The Science Behind Digestion
The digestive system is made up of the digestive tract and three organs—the pancreas, liver, and gallbladder. The digestive system works to digest food in two unique ways. Digestion happens on a mechanical level through chewing and squeezing, and on a chemical level through enzyme activity.
The digestive tract is a flexible, muscular tube that is tasked with digesting food and absorbing nutrients. The digestive tract does not act alone in these ways, but instead requires help from organs in the digestive system, including the pancreas and gallbladder.
Let’s take a deep dive into the digestive tract.
Starting in the Mouth
First, in the mouth, solid food pieces are shredded into smaller particles through chewing. Saliva mixes with the food and softens it so it can be swallowed easily. Besides the chewing and crushing action that happens in the mouth, the saliva contains enzymes that begin breaking down carbohydrate and fat molecules.
Moving Through the Esophagus to the Stomach
Next, the food moves through the esophagus and into the stomach. In the stomach, food is liquefied and mashed through squeezing actions. The environment of the stomach is incredibly acidic due to secreted hydrochloric acid. In fact, the stomach is even more acidic than lemon juice. The combination of squeezing and mashing, acidity, and digestive enzymes allow your body to begin protein digestion.
In the stomach, your body breaks down protein molecules into smaller fragments known as amino acids, while carbohydrates and fats only get sloshed around for a few hours. Carbohydrates and fats must wait until they enter the small intestine to continue digestion.
Hanging out in the Small Intestine
The next section of the digestive tract that comes into play is the small intestine. The small intestine is quite powerful, and it’s where the vast majority of digestion happens. The small intestine does not work alone; the pancreas and the gallbladder both help the small intestine continue digestion.
When food enters the small intestine from the stomach, hydrochloric acid tags along. The pancreas plays a role, by sending digestive enzymes and a pancreatic juice known as “bicarbonate” directly to the small intestine. Bicarbonate helps neutralize the acidity. When fat enters the small intestine, the gallbladder sends bile to aid in digestion; bile helps the body digest fat.
Don’t worry. Even if you don’t have a gallbladder, you can still digest fat. The liver produces bile, the gallbladder only stores it!
Protein digestion continues in the small intestine by way of enzymes secreted by the pancreas and the small intestine. And the enzymes that digest carbohydrates and fats can now get to work. The wall of the small intestine produces enzymes that are vital to carbohydrate digestion.

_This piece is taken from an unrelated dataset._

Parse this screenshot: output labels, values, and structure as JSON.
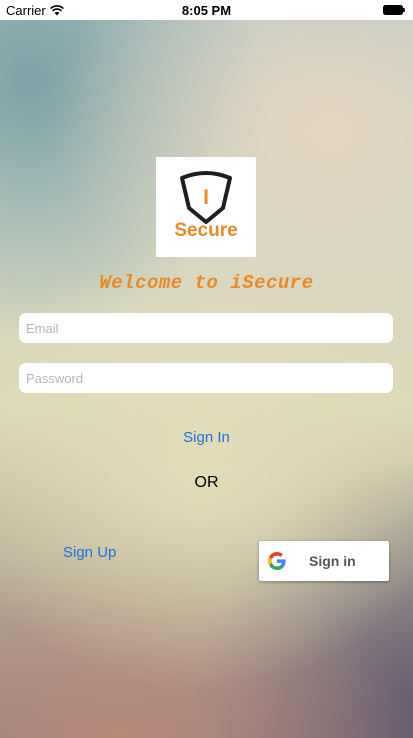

Sucrase, the enzyme that breaks down sucrose, is one of those enzymes secreted from the walls of the small intestine. Under normal conditions, sucrase helps split sucrose into the two sugar molecules, fructose and glucose. Once fructose and glucose are unbound from each other, the body can absorb them from the digestive tract and use them for energy.
Other enzymes found in the small intestine include lactase and maltase, which help the body break down lactose and maltose. Once the enzymes break the bonds of these sugars, the body is also able to absorb and use them for energy.
When all digestive enzymes are present and active, most carbohydrates, fats, and proteins can be broken down efficiently and used by the body. Unfortunately for some, their bodies have a digestive enzyme that does not function—like the disorder Sucrose Intolerance caused by Congenital Sucrase-Isomaltase Deficiency (CSID), where the non-functioning digestive enzyme means the bonded sugar molecules are not able to be split into absorbable units that can be used by the body. The inability of any digestive enzyme to function normally can trigger common symptoms like diarrhea, gas and bloating, or even constipation.
Getting Help from the Colon
Some large carbohydrates are not able to be digested in the small intestine. One of these large carbohydrates is fiber. Fiber is broken down with help from the bacteria that live in the colon, also called the “large intestine” or “large bowel.”
It is thought that each of you has over 100 trillion bacteria in your digestive tract! The bacteria in the colon ferment fibers by consuming them, helping your body break them down. In addition, these gut bugs breakdown any undigested protein. Any leftover food particles that are not needed by the body are passed out through feces.
As you can see, digestion is a complex process that requires the coordination of several organs in the digestive system. Due to the digestive tract’s multifaceted nature, many digestive issues can arise and cause unpleasant symptoms. When working correctly, the digestive tract is continuously digesting food, absorbing nutrients, and providing the body with energy.
The hyperlinks to other web pages that are provided in this article were checked for accuracy and appropriateness at the time this article was written. Sucroseintolerance.com does not continue to check these links to third-party web pages after an article is published, nor is sucroseintolerance.com responsible for the content of these third-party sites.